When Girl 29 is drug-raped, Janet, Sheldon and Shona find their friendship pushed to its limits. Janet is distraught when fiancé Gary is accused of the rape, a chance encounter makes Sheldon the only witness, and Shona is dragged back into the traumatic past she can never fully remember – but never forget.
Written and produced by Catherine Kay, the play sets out to address attitudes to rape and its victims – and does so unflinchingly. The hard-hitting debate between the three main characters rises up at the beginning and doesn’t falter for a second, and the broken, hollow figure of Girl 29 remains on stage throughout as she undergoes therapy in hospital.
Unfortunately, what should be a strong, compelling narrative is disjointed by the constant use of facts, stats and individual monologues, and the play wavers uncertainly between documentary-style lecture and realistic character portrayal.
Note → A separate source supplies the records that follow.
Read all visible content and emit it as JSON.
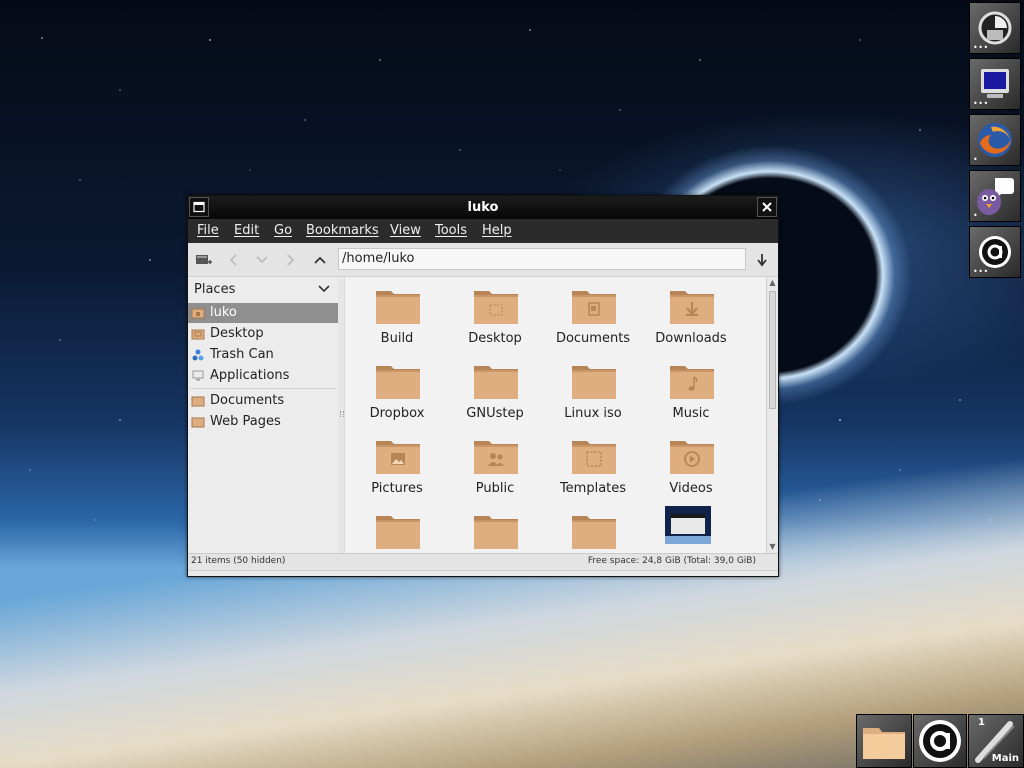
{
  "window": {
    "title": "luko",
    "menu": [
      "File",
      "Edit",
      "Go",
      "Bookmarks",
      "View",
      "Tools",
      "Help"
    ],
    "location": "/home/luko",
    "sidebar": {
      "header": "Places",
      "places": [
        {
          "label": "luko",
          "icon": "home-folder-icon",
          "selected": true
        },
        {
          "label": "Desktop",
          "icon": "desktop-folder-icon",
          "selected": false
        },
        {
          "label": "Trash Can",
          "icon": "recycle-icon",
          "selected": false
        },
        {
          "label": "Applications",
          "icon": "computer-icon",
          "selected": false
        }
      ],
      "bookmarks": [
        {
          "label": "Documents",
          "icon": "folder-icon"
        },
        {
          "label": "Web Pages",
          "icon": "folder-icon"
        }
      ]
    },
    "files": [
      {
        "label": "Build",
        "icon": "folder-icon"
      },
      {
        "label": "Desktop",
        "icon": "desktop-folder-icon"
      },
      {
        "label": "Documents",
        "icon": "documents-folder-icon"
      },
      {
        "label": "Downloads",
        "icon": "downloads-folder-icon"
      },
      {
        "label": "Dropbox",
        "icon": "folder-icon"
      },
      {
        "label": "GNUstep",
        "icon": "folder-icon"
      },
      {
        "label": "Linux iso",
        "icon": "folder-icon"
      },
      {
        "label": "Music",
        "icon": "music-folder-icon"
      },
      {
        "label": "Pictures",
        "icon": "pictures-folder-icon"
      },
      {
        "label": "Public",
        "icon": "public-folder-icon"
      },
      {
        "label": "Templates",
        "icon": "templates-folder-icon"
      },
      {
        "label": "Videos",
        "icon": "videos-folder-icon"
      },
      {
        "label": "",
        "icon": "folder-icon"
      },
      {
        "label": "",
        "icon": "folder-icon"
      },
      {
        "label": "",
        "icon": "folder-icon"
      },
      {
        "label": "",
        "icon": "image-thumbnail-icon"
      }
    ],
    "status": {
      "left": "21 items (50 hidden)",
      "right": "Free space: 24,8 GiB (Total: 39,0 GiB)"
    }
  },
  "dock": {
    "right": [
      {
        "name": "clock-dock-icon"
      },
      {
        "name": "monitor-dock-icon"
      },
      {
        "name": "firefox-dock-icon"
      },
      {
        "name": "pidgin-dock-icon"
      },
      {
        "name": "a-app-dock-icon"
      }
    ],
    "bottom": [
      {
        "name": "folder-dock-icon"
      },
      {
        "name": "a-app-dock-icon"
      },
      {
        "name": "workspace-clip-icon",
        "workspace_number": "1",
        "workspace_name": "Main"
      }
    ]
  },
  "colors": {
    "folder": "#deae80",
    "folder_dark": "#b88556",
    "selection": "#8f8f8f",
    "titlebar": "#0a0a0a",
    "menubar": "#2b2b2b"
  }
}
Most disappointingly of all, Girl 29 has barely any voice at all in a play purporting to reclaim the depiction of female victim hood.
As we struggle to redefine feminism for the 21st century, the huge importance of Just One Day’s subject matter cannot be overstated – but with Girl 29 so sadly dissociated from the other characters, the play doesn’t achieve the brave depiction of female solidarity it sets out to.